### Collection entries
- - - - -

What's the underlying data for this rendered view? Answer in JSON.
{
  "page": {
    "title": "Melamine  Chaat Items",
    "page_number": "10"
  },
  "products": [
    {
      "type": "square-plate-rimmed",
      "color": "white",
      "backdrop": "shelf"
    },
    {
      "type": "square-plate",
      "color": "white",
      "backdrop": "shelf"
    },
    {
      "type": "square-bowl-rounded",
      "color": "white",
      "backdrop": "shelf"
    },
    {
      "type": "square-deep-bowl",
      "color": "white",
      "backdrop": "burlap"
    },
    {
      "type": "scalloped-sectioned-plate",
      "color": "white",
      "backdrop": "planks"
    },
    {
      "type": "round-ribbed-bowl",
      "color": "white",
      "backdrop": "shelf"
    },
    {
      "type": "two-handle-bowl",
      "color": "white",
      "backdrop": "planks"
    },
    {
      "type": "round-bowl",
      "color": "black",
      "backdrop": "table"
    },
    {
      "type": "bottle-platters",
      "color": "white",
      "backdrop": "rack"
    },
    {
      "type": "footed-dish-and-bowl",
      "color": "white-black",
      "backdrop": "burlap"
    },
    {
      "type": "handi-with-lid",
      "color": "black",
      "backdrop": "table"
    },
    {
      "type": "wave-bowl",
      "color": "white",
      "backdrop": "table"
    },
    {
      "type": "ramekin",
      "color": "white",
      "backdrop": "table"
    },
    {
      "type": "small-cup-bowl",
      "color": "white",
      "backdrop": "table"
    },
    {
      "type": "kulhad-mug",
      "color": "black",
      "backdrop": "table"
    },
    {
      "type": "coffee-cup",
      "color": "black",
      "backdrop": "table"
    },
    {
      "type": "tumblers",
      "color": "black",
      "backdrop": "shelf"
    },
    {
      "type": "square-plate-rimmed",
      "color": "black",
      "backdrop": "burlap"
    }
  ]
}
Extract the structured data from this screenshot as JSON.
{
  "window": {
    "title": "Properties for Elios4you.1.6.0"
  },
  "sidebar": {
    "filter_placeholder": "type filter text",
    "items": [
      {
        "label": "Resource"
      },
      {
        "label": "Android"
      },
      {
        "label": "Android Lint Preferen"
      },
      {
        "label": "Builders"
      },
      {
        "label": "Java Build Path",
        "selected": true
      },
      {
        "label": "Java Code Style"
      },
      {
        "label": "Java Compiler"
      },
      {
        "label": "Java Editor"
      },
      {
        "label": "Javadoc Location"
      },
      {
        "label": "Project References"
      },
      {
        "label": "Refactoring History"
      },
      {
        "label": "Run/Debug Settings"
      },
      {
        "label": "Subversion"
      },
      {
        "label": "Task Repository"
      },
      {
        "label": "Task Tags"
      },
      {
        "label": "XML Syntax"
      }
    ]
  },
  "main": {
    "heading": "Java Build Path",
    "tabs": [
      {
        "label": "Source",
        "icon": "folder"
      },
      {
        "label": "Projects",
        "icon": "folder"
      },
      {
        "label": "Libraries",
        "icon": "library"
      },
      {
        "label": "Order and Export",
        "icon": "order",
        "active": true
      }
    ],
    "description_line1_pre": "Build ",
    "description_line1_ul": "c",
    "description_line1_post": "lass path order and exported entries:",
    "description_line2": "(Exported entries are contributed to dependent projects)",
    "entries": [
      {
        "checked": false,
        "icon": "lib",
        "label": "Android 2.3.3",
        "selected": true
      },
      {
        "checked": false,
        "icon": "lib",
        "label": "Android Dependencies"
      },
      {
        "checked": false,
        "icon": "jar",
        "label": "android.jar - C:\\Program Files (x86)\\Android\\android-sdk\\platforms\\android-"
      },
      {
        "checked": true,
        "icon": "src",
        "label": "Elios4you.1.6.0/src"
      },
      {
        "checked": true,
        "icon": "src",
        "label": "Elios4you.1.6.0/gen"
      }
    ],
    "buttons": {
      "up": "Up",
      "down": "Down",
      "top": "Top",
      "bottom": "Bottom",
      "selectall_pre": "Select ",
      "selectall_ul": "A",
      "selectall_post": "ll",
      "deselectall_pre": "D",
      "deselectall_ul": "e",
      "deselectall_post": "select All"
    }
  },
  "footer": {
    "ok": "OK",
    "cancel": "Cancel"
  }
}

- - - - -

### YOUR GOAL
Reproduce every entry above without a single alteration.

### WRITTEN SOLUTION
What's the underlying data for this rendered view? Answer in JSON.
{
  "page": {
    "title": "Melamine  Chaat Items",
    "page_number": "10"
  },
  "products": [
    {
      "type": "square-plate-rimmed",
      "color": "white",
      "backdrop": "shelf"
    },
    {
      "type": "square-plate",
      "color": "white",
      "backdrop": "shelf"
    },
    {
      "type": "square-bowl-rounded",
      "color": "white",
      "backdrop": "shelf"
    },
    {
      "type": "square-deep-bowl",
      "color": "white",
      "backdrop": "burlap"
    },
    {
      "type": "scalloped-sectioned-plate",
      "color": "white",
      "backdrop": "planks"
    },
    {
      "type": "round-ribbed-bowl",
      "color": "white",
      "backdrop": "shelf"
    },
    {
      "type": "two-handle-bowl",
      "color": "white",
      "backdrop": "planks"
    },
    {
      "type": "round-bowl",
      "color": "black",
      "backdrop": "table"
    },
    {
      "type": "bottle-platters",
      "color": "white",
      "backdrop": "rack"
    },
    {
      "type": "footed-dish-and-bowl",
      "color": "white-black",
      "backdrop": "burlap"
    },
    {
      "type": "handi-with-lid",
      "color": "black",
      "backdrop": "table"
    },
    {
      "type": "wave-bowl",
      "color": "white",
      "backdrop": "table"
    },
    {
      "type": "ramekin",
      "color": "white",
      "backdrop": "table"
    },
    {
      "type": "small-cup-bowl",
      "color": "white",
      "backdrop": "table"
    },
    {
      "type": "kulhad-mug",
      "color": "black",
      "backdrop": "table"
    },
    {
      "type": "coffee-cup",
      "color": "black",
      "backdrop": "table"
    },
    {
      "type": "tumblers",
      "color": "black",
      "backdrop": "shelf"
    },
    {
      "type": "square-plate-rimmed",
      "color": "black",
      "backdrop": "burlap"
    }
  ]
}
Extract the structured data from this screenshot as JSON.
{
  "window": {
    "title": "Properties for Elios4you.1.6.0"
  },
  "sidebar": {
    "filter_placeholder": "type filter text",
    "items": [
      {
        "label": "Resource"
      },
      {
        "label": "Android"
      },
      {
        "label": "Android Lint Preferen"
      },
      {
        "label": "Builders"
      },
      {
        "label": "Java Build Path",
        "selected": true
      },
      {
        "label": "Java Code Style"
      },
      {
        "label": "Java Compiler"
      },
      {
        "label": "Java Editor"
      },
      {
        "label": "Javadoc Location"
      },
      {
        "label": "Project References"
      },
      {
        "label": "Refactoring History"
      },
      {
        "label": "Run/Debug Settings"
      },
      {
        "label": "Subversion"
      },
      {
        "label": "Task Repository"
      },
      {
        "label": "Task Tags"
      },
      {
        "label": "XML Syntax"
      }
    ]
  },
  "main": {
    "heading": "Java Build Path",
    "tabs": [
      {
        "label": "Source",
        "icon": "folder"
      },
      {
        "label": "Projects",
        "icon": "folder"
      },
      {
        "label": "Libraries",
        "icon": "library"
      },
      {
        "label": "Order and Export",
        "icon": "order",
        "active": true
      }
    ],
    "description_line1_pre": "Build ",
    "description_line1_ul": "c",
    "description_line1_post": "lass path order and exported entries:",
    "description_line2": "(Exported entries are contributed to dependent projects)",
    "entries": [
      {
        "checked": false,
        "icon": "lib",
        "label": "Android 2.3.3",
        "selected": true
      },
      {
        "checked": false,
        "icon": "lib",
        "label": "Android Dependencies"
      },
      {
        "checked": false,
        "icon": "jar",
        "label": "android.jar - C:\\Program Files (x86)\\Android\\android-sdk\\platforms\\android-"
      },
      {
        "checked": true,
        "icon": "src",
        "label": "Elios4you.1.6.0/src"
      },
      {
        "checked": true,
        "icon": "src",
        "label": "Elios4you.1.6.0/gen"
      }
    ],
    "buttons": {
      "up": "Up",
      "down": "Down",
      "top": "Top",
      "bottom": "Bottom",
      "selectall_pre": "Select ",
      "selectall_ul": "A",
      "selectall_post": "ll",
      "deselectall_pre": "D",
      "deselectall_ul": "e",
      "deselectall_post": "select All"
    }
  },
  "footer": {
    "ok": "OK",
    "cancel": "Cancel"
  }
}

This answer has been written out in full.